Bookish Stuff

The YA absent parent trope. Will anyone buck the trend?

12

The YA absent parent trope.  Will anyone buck the trend?

rachelwhitetoo15

 

It seems to me that if you’re going to be a character in a YA story, you definitely don’t want to be the main character’s parent. Especially their mother. Your life expectancy is either non-existent or very very short. If you do somehow manage to stay alive for the whole book, you’re going to have to be absent in some way. Because YA protagonists don’t seem to be allowed to have two parents.  Sometimes YA contemporary skips this trope, but YA fantasy?  It seems to be almost never.

It makes me sigh internally everytime I start another book and YET AGAIN, the first thing we find out is the protagonist is an orphan. Or at least one parent is dead. I mean, it can be a great plot point, except it is just so overdone.

Recently, I was scouring my bookshelf for a photo I wanted to post for a Bookstagram challenge. The prompt was “Father figure” and although of course I could find books with a father or father figure in them, I started to realize just how many YA fantasy books employ this trope. In fact, once I started thinking about it, I could hardly find any books in this genre where both parents were present and alive the whole way through the story. It made me start to wonder why, and whether anyone has/would buck the trend.

Some of the reasons I assume authors use this trope is:

  • To make the protagonist seem more vulnerable, and then more independent and brave as the story progresses
  • So there are no parents who would, rightly so, protest at their teenage child running off to fight monsters or challenge kings
  • To add a plot line where the main character needs to solve the mystery of what happened to the missing parent.

 

I mean, siblings seem to be ok. Uncles, sometimes even grandparents, all ok. Just not two parents.  Don’t get me wrong, clearly the reasons above work, because they often keep us invested in the story, but, do we need them to be included Every. Single. Time?

bouquets6_0000_Layer-22

How do you feel about this particular trope? Do you know any YA fantasy books that have both parents of the protagonist alive and in their life? Do you think your own situation impacts on the way you feel about it? (Ie if you have both parents in your life, do you think that disconnects you from a main character who doesn’t or does it make no difference? And vice versa)

I am really interested to hear other readers’ opinions on this!

 

10

 

photo by bookbookowl.com

 

 

16 thoughts on “The YA absent parent trope. Will anyone buck the trend?”

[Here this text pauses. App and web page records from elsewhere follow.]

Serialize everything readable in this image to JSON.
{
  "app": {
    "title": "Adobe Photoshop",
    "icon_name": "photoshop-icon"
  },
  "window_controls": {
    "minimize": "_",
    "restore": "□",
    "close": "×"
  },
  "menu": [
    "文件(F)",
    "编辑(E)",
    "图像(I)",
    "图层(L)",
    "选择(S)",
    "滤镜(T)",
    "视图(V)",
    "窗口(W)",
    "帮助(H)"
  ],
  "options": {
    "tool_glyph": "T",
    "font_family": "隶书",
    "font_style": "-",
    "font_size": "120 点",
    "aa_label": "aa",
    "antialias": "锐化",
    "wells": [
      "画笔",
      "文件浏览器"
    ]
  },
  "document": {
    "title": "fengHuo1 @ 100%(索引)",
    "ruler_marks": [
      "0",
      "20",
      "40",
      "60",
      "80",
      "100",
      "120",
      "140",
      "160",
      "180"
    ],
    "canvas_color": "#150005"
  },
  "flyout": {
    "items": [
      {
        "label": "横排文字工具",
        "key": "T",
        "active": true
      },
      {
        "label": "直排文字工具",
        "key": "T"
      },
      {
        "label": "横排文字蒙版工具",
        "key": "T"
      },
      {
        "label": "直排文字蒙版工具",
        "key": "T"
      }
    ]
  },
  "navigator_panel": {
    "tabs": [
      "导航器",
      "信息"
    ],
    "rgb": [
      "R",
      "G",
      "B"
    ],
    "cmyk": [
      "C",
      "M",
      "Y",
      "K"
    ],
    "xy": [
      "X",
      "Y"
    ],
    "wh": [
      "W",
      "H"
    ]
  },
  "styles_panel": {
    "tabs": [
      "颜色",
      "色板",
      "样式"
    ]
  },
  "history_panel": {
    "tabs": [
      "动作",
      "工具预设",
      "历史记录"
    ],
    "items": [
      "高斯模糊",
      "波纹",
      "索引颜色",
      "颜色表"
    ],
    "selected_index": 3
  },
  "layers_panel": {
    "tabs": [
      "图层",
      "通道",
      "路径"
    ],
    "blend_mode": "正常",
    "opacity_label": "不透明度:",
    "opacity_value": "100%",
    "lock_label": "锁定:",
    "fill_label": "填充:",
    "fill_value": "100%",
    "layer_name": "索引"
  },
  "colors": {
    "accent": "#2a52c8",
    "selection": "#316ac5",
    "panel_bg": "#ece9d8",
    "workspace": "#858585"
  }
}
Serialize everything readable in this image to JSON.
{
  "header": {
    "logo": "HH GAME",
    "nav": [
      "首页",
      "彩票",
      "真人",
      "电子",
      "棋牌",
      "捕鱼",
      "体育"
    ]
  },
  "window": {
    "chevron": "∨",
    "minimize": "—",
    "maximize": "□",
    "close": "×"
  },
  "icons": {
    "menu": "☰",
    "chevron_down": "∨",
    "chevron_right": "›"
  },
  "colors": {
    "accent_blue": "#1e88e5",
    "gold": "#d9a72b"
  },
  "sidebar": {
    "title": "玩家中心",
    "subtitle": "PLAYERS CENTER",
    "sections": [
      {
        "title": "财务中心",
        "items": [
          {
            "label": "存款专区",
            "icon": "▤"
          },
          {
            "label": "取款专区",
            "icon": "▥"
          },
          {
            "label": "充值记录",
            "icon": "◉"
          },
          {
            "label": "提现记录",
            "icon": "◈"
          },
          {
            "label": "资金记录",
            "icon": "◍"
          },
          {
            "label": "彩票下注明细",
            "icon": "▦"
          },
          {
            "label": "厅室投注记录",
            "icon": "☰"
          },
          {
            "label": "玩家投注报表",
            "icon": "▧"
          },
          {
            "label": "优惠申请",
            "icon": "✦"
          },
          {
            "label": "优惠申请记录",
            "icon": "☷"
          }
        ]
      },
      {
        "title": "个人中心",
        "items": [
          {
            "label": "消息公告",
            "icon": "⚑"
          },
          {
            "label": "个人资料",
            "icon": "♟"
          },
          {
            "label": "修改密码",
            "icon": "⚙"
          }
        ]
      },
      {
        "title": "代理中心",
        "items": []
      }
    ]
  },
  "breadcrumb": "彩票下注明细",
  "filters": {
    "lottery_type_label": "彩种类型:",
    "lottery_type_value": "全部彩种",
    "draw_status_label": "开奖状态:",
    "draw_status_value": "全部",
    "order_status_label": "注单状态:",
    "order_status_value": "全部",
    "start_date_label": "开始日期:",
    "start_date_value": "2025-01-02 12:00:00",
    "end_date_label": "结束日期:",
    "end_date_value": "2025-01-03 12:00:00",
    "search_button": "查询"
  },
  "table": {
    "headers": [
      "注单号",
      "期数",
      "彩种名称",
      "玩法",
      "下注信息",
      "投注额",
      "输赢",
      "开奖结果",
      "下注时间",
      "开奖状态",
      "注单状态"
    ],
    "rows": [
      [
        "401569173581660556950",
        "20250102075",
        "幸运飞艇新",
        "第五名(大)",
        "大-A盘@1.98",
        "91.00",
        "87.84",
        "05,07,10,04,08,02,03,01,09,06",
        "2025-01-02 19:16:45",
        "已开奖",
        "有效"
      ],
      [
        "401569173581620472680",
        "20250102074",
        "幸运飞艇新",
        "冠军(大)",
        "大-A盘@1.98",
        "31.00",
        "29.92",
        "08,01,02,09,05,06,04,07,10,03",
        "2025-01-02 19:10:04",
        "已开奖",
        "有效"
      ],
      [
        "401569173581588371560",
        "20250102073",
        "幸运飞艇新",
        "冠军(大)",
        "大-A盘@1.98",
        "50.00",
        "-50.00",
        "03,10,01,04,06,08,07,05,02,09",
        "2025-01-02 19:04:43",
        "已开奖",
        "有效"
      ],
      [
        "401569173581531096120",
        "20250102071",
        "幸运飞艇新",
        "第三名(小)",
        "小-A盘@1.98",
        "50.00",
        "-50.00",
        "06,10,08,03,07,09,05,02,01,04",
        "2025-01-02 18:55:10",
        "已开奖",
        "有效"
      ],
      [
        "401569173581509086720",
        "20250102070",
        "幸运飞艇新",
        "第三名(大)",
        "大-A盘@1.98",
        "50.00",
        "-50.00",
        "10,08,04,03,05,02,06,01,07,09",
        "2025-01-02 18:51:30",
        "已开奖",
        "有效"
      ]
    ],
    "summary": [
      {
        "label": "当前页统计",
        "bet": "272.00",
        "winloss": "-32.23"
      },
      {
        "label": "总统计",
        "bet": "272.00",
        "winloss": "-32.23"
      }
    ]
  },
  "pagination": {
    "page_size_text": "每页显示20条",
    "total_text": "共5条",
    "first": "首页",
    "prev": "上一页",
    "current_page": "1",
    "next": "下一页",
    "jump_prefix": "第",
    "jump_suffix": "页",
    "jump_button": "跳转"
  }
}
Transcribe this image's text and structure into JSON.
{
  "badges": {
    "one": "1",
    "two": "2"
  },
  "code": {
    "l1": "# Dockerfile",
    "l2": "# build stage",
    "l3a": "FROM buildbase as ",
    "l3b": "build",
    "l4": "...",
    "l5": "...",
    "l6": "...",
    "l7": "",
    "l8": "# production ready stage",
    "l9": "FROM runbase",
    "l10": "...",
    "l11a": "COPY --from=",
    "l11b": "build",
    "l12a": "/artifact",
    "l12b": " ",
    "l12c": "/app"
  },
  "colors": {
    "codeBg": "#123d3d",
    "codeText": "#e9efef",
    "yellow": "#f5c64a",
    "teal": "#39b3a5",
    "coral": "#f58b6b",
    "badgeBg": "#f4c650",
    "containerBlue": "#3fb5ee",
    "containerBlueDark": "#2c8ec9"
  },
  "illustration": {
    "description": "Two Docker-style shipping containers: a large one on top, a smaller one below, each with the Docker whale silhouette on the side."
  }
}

    1. I KNOW! I’m hoping someone will be able to name a bunch of them, but I don’t think there’s many! I stood in front of my bookshelves for ages thinking surely I could find some… 🤷🏼‍♀️

      Liked by 1 person

  1. I think it’s primarily for the second reason you mentioned; involved parental figures would stifle a lot of interesting stories, because no mother in her right mind wants her kid running off to fight demons. It does get a bit old, but it strikes me as a kind of necessary evil of the YA genre.

    Like

  2. Okay so now I’m tempted to scour shelves for a YA fantasy with both parents around XD I think it tends to go hand in hand with the “Chosen One” trope; characters can’t fulfil the prophecy if their parents say no, type thing (also, unrelated, I love your photography!!)

    Like

  3. Even YA contemporary is riddled with parents who are either absent or just really bad/mean/distant. I don’t get it!! As a new mom myself, this has started to bother me. It makes me feel like I don’t have a chance 😦 Whenever I come across a book these days with “good” parents, I’m like “Yaaassss!”

    Lol. Maybe I’ll write my own fantasy book & my heroine will have 2 decent solid parents. Although I can picture an editor now telling me I should kill one off… 😀

    Like

  4. I’m not a huge fan of this trope but one book that comes to mind where both parents are present is Song of the Current by Sarah Tolcser. The main character is pretty much best friends with her dad, although her parents don’t live together she still sees her mother and her mother isn’t some evil wench

    Liked by 1 person

  5. Wonderful post! Whenever I see a parent in YA I already know not to get too attached because they’ll die less than 5% into the book. Or, they will somehow end up being the secret bad guy later on. Also, I’m absolutely loving your blog! It’s aesthetic goals!

    Like

Leave a Reply

Fill in your details below or click an icon to log in:

WordPress.com Logo

You are commenting using your WordPress.com account. Log Out /  Change )

Google+ photo

You are commenting using your Google+ account. Log Out /  Change )

Twitter picture

You are commenting using your Twitter account. Log Out /  Change )

Facebook photo

You are commenting using your Facebook account. Log Out /  Change )

Connecting to %s